U.S. Supreme Court
Richmond & Danville R. Co. v. Powers, 149 U.S. 43 (1893)
Richmond and Danville Railroad Company v. Powers
Argued April 6, 1893
Decided April 17, 1893
149 U.S. 43
Where, in an action against a common carrier to recover damages for injuries to a passenger, there is uncertainty as to the existence of either negligence or contributory negligence, the question is not one of law, but of fact, and to be settled by a jury, and this whether the uncertainty arises from a conflict in the testimony or because the facts being undisputed, fair-minded men will honestly draw different conclusions from them.

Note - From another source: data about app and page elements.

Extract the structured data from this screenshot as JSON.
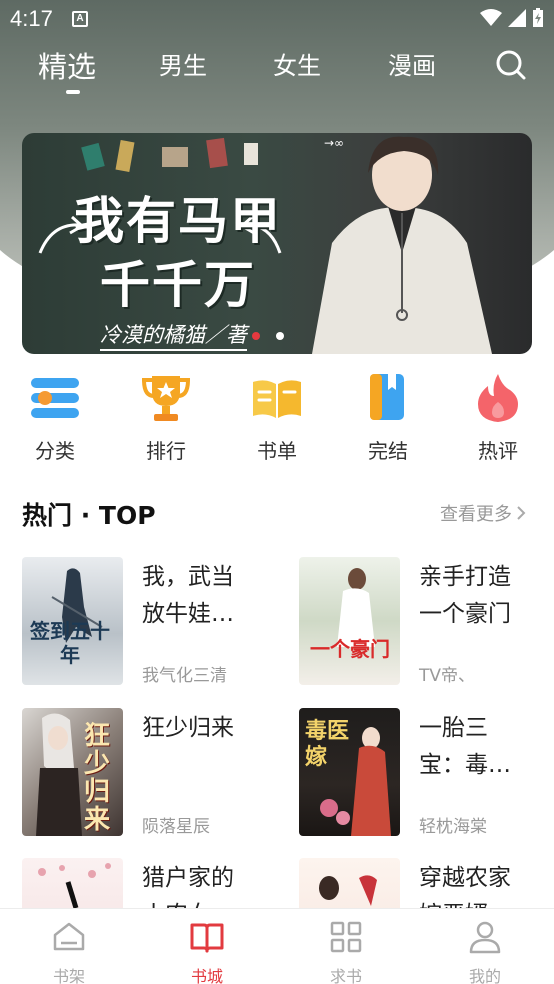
{
  "status_bar": {
    "time": "4:17",
    "notification_letter": "A"
  },
  "top_tabs": [
    {
      "label": "精选",
      "active": true
    },
    {
      "label": "男生",
      "active": false
    },
    {
      "label": "女生",
      "active": false
    },
    {
      "label": "漫画",
      "active": false
    }
  ],
  "banner": {
    "title_line1": "我有马甲",
    "title_line2": "千千万",
    "author": "冷漠的橘猫／著",
    "slide_count": 2,
    "active_slide": 1
  },
  "categories": [
    {
      "label": "分类",
      "icon": "category-list-icon"
    },
    {
      "label": "排行",
      "icon": "trophy-icon"
    },
    {
      "label": "书单",
      "icon": "open-book-icon"
    },
    {
      "label": "完结",
      "icon": "bookmark-book-icon"
    },
    {
      "label": "热评",
      "icon": "flame-icon"
    }
  ],
  "section": {
    "title": "热门 · TOP",
    "more_label": "查看更多"
  },
  "books": [
    {
      "title": "我，武当放牛娃…",
      "author": "我气化三清",
      "cover_text": "签到五十年"
    },
    {
      "title": "亲手打造一个豪门",
      "author": "TV帝、",
      "cover_text": "一个豪门"
    },
    {
      "title": "狂少归来",
      "author": "陨落星辰",
      "cover_text": "狂少归来"
    },
    {
      "title": "一胎三宝：毒…",
      "author": "轻枕海棠",
      "cover_text": "毒医嫁"
    },
    {
      "title": "猎户家的小农女",
      "author": "",
      "cover_text": ""
    },
    {
      "title": "穿越农家嫁恶婿",
      "author": "",
      "cover_text": ""
    }
  ],
  "bottom_nav": [
    {
      "label": "书架",
      "active": false
    },
    {
      "label": "书城",
      "active": true
    },
    {
      "label": "求书",
      "active": false
    },
    {
      "label": "我的",
      "active": false
    }
  ],
  "colors": {
    "accent": "#e23a3f",
    "muted": "#999999"
  }
}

On April 11, 1886, W. D. Powers was run over by a train belonging to the Richmond and Danville Railroad Company at a station known as "Lula," and so injured that he died in a few hours. This action was brought to recover damages therefor. The plaintiffs are his children, and the proper parties, under the Georgia statutes, to maintain the action. It was commenced in the City Court of Atlanta, Georgia, and thence removed by the defendant to the Circuit Court of the United States for the Northern District of Georgia. A trial was had in November, 1888, which resulted in a verdict and judgment in favor of the plaintiffs for $9,800. On the trial, the defendant asked the following instruction:
"The undisputed fact exists in this case that the deceased man, Powers, being at the time about forty-five years of age, and, so far as the evidence discloses, in full possession of all his faculties, deliberately stepped upon the railroad track immediately in front of an engine which was running towards him at the rate of five or six miles an hour, and not more than ten feet off, and was almost instantly run over and killed."
"To say that this was an ordinarily careful act or that this conduct was not negligence on his part would do violence to a plain and well settled principle of law. Admitting that he
was a passenger, and therefore not bound, as a traveler on the highway approaching a crossing would be bound, to listen and to look both ways before attempting to cross the track, still the immediate presence, within a few feet, of a moving locomotive, would, it seems to me, have awakened all the senses of an ordinarily careful man, and would have warned him, in more ways than one, that he ought not to put himself on the track right in front of it."
"It cannot be doubted that this was a careless and dangerous step. If he had been ordinarily careful, he would not have been killed or injured even if the defendant was negligent. There is nothing in the other testimony in the case which relieves him from the consequences of this act of negligence. If he had not died, and had brought suit, he could not have recovered, nor can these plaintiffs recover, under these facts, and it is therefore your duty, under the law, to find a verdict for the defendant."